◆ What the task requires ◆
Down to the last line, repeat the data below exactly.

◆ App and web page records ◆
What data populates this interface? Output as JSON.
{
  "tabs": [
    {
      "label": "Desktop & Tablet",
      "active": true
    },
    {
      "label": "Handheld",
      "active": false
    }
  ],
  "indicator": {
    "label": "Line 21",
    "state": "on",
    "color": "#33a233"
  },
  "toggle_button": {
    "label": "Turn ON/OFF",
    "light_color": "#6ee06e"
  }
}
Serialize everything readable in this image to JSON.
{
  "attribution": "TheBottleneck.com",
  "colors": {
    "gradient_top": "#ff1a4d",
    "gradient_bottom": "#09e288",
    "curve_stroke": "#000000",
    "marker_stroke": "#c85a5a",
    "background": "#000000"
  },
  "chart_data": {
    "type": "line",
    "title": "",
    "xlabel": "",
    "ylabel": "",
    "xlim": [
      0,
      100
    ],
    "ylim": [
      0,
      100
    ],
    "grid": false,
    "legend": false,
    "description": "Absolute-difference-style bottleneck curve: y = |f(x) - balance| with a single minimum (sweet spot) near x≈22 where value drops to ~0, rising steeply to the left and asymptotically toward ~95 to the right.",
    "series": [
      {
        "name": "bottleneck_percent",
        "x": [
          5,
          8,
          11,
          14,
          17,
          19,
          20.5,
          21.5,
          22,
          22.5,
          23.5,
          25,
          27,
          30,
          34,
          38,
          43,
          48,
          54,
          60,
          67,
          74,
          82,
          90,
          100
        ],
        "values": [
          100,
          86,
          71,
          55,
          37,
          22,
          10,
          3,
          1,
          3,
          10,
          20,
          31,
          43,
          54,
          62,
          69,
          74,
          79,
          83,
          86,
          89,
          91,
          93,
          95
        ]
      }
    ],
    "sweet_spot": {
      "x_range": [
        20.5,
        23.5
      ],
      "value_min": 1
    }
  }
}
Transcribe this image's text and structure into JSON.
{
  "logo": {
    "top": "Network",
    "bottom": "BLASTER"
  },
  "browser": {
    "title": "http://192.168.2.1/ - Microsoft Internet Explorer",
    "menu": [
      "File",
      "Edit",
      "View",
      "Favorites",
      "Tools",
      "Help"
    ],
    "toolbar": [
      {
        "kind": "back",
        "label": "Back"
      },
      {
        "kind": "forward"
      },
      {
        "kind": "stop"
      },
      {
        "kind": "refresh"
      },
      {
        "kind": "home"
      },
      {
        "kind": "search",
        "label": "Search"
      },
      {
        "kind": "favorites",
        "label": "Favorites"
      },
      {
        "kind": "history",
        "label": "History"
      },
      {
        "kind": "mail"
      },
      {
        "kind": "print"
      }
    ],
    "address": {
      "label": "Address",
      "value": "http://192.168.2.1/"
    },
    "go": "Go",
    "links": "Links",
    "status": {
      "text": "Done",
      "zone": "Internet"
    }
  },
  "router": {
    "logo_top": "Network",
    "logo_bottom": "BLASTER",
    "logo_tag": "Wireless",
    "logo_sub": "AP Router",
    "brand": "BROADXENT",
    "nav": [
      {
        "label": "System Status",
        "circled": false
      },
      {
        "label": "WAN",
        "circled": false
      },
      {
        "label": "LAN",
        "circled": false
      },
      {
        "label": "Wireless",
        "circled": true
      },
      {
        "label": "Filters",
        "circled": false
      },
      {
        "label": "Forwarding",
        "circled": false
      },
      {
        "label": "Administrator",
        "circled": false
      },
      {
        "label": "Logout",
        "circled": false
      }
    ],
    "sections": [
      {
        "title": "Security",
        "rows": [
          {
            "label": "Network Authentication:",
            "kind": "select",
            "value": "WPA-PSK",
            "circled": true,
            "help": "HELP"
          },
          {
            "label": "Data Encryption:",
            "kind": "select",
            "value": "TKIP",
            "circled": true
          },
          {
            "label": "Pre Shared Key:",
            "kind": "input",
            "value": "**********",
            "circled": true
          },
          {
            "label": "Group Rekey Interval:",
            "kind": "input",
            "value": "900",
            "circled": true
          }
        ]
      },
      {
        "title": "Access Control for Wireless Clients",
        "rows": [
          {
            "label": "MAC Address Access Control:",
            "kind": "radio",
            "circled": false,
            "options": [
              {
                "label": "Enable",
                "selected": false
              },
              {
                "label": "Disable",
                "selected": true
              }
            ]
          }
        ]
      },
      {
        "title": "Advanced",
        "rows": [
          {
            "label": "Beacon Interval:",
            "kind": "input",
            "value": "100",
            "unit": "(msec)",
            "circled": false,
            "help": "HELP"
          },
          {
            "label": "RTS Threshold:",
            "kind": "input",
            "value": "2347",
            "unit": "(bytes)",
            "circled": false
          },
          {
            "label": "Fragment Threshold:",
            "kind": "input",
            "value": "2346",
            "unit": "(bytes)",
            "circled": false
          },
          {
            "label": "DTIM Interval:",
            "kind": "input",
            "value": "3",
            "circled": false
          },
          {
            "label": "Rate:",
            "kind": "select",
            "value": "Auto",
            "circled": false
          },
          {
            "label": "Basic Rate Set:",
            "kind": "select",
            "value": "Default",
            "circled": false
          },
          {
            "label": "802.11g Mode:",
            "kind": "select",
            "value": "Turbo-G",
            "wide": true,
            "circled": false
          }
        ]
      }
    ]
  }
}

◆ Answer ◆
What data populates this interface? Output as JSON.
{
  "tabs": [
    {
      "label": "Desktop & Tablet",
      "active": true
    },
    {
      "label": "Handheld",
      "active": false
    }
  ],
  "indicator": {
    "label": "Line 21",
    "state": "on",
    "color": "#33a233"
  },
  "toggle_button": {
    "label": "Turn ON/OFF",
    "light_color": "#6ee06e"
  }
}
Serialize everything readable in this image to JSON.
{
  "attribution": "TheBottleneck.com",
  "colors": {
    "gradient_top": "#ff1a4d",
    "gradient_bottom": "#09e288",
    "curve_stroke": "#000000",
    "marker_stroke": "#c85a5a",
    "background": "#000000"
  },
  "chart_data": {
    "type": "line",
    "title": "",
    "xlabel": "",
    "ylabel": "",
    "xlim": [
      0,
      100
    ],
    "ylim": [
      0,
      100
    ],
    "grid": false,
    "legend": false,
    "description": "Absolute-difference-style bottleneck curve: y = |f(x) - balance| with a single minimum (sweet spot) near x≈22 where value drops to ~0, rising steeply to the left and asymptotically toward ~95 to the right.",
    "series": [
      {
        "name": "bottleneck_percent",
        "x": [
          5,
          8,
          11,
          14,
          17,
          19,
          20.5,
          21.5,
          22,
          22.5,
          23.5,
          25,
          27,
          30,
          34,
          38,
          43,
          48,
          54,
          60,
          67,
          74,
          82,
          90,
          100
        ],
        "values": [
          100,
          86,
          71,
          55,
          37,
          22,
          10,
          3,
          1,
          3,
          10,
          20,
          31,
          43,
          54,
          62,
          69,
          74,
          79,
          83,
          86,
          89,
          91,
          93,
          95
        ]
      }
    ],
    "sweet_spot": {
      "x_range": [
        20.5,
        23.5
      ],
      "value_min": 1
    }
  }
}
Transcribe this image's text and structure into JSON.
{
  "logo": {
    "top": "Network",
    "bottom": "BLASTER"
  },
  "browser": {
    "title": "http://192.168.2.1/ - Microsoft Internet Explorer",
    "menu": [
      "File",
      "Edit",
      "View",
      "Favorites",
      "Tools",
      "Help"
    ],
    "toolbar": [
      {
        "kind": "back",
        "label": "Back"
      },
      {
        "kind": "forward"
      },
      {
        "kind": "stop"
      },
      {
        "kind": "refresh"
      },
      {
        "kind": "home"
      },
      {
        "kind": "search",
        "label": "Search"
      },
      {
        "kind": "favorites",
        "label": "Favorites"
      },
      {
        "kind": "history",
        "label": "History"
      },
      {
        "kind": "mail"
      },
      {
        "kind": "print"
      }
    ],
    "address": {
      "label": "Address",
      "value": "http://192.168.2.1/"
    },
    "go": "Go",
    "links": "Links",
    "status": {
      "text": "Done",
      "zone": "Internet"
    }
  },
  "router": {
    "logo_top": "Network",
    "logo_bottom": "BLASTER",
    "logo_tag": "Wireless",
    "logo_sub": "AP Router",
    "brand": "BROADXENT",
    "nav": [
      {
        "label": "System Status",
        "circled": false
      },
      {
        "label": "WAN",
        "circled": false
      },
      {
        "label": "LAN",
        "circled": false
      },
      {
        "label": "Wireless",
        "circled": true
      },
      {
        "label": "Filters",
        "circled": false
      },
      {
        "label": "Forwarding",
        "circled": false
      },
      {
        "label": "Administrator",
        "circled": false
      },
      {
        "label": "Logout",
        "circled": false
      }
    ],
    "sections": [
      {
        "title": "Security",
        "rows": [
          {
            "label": "Network Authentication:",
            "kind": "select",
            "value": "WPA-PSK",
            "circled": true,
            "help": "HELP"
          },
          {
            "label": "Data Encryption:",
            "kind": "select",
            "value": "TKIP",
            "circled": true
          },
          {
            "label": "Pre Shared Key:",
            "kind": "input",
            "value": "**********",
            "circled": true
          },
          {
            "label": "Group Rekey Interval:",
            "kind": "input",
            "value": "900",
            "circled": true
          }
        ]
      },
      {
        "title": "Access Control for Wireless Clients",
        "rows": [
          {
            "label": "MAC Address Access Control:",
            "kind": "radio",
            "circled": false,
            "options": [
              {
                "label": "Enable",
                "selected": false
              },
              {
                "label": "Disable",
                "selected": true
              }
            ]
          }
        ]
      },
      {
        "title": "Advanced",
        "rows": [
          {
            "label": "Beacon Interval:",
            "kind": "input",
            "value": "100",
            "unit": "(msec)",
            "circled": false,
            "help": "HELP"
          },
          {
            "label": "RTS Threshold:",
            "kind": "input",
            "value": "2347",
            "unit": "(bytes)",
            "circled": false
          },
          {
            "label": "Fragment Threshold:",
            "kind": "input",
            "value": "2346",
            "unit": "(bytes)",
            "circled": false
          },
          {
            "label": "DTIM Interval:",
            "kind": "input",
            "value": "3",
            "circled": false
          },
          {
            "label": "Rate:",
            "kind": "select",
            "value": "Auto",
            "circled": false
          },
          {
            "label": "Basic Rate Set:",
            "kind": "select",
            "value": "Default",
            "circled": false
          },
          {
            "label": "802.11g Mode:",
            "kind": "select",
            "value": "Turbo-G",
            "wide": true,
            "circled": false
          }
        ]
      }
    ]
  }
}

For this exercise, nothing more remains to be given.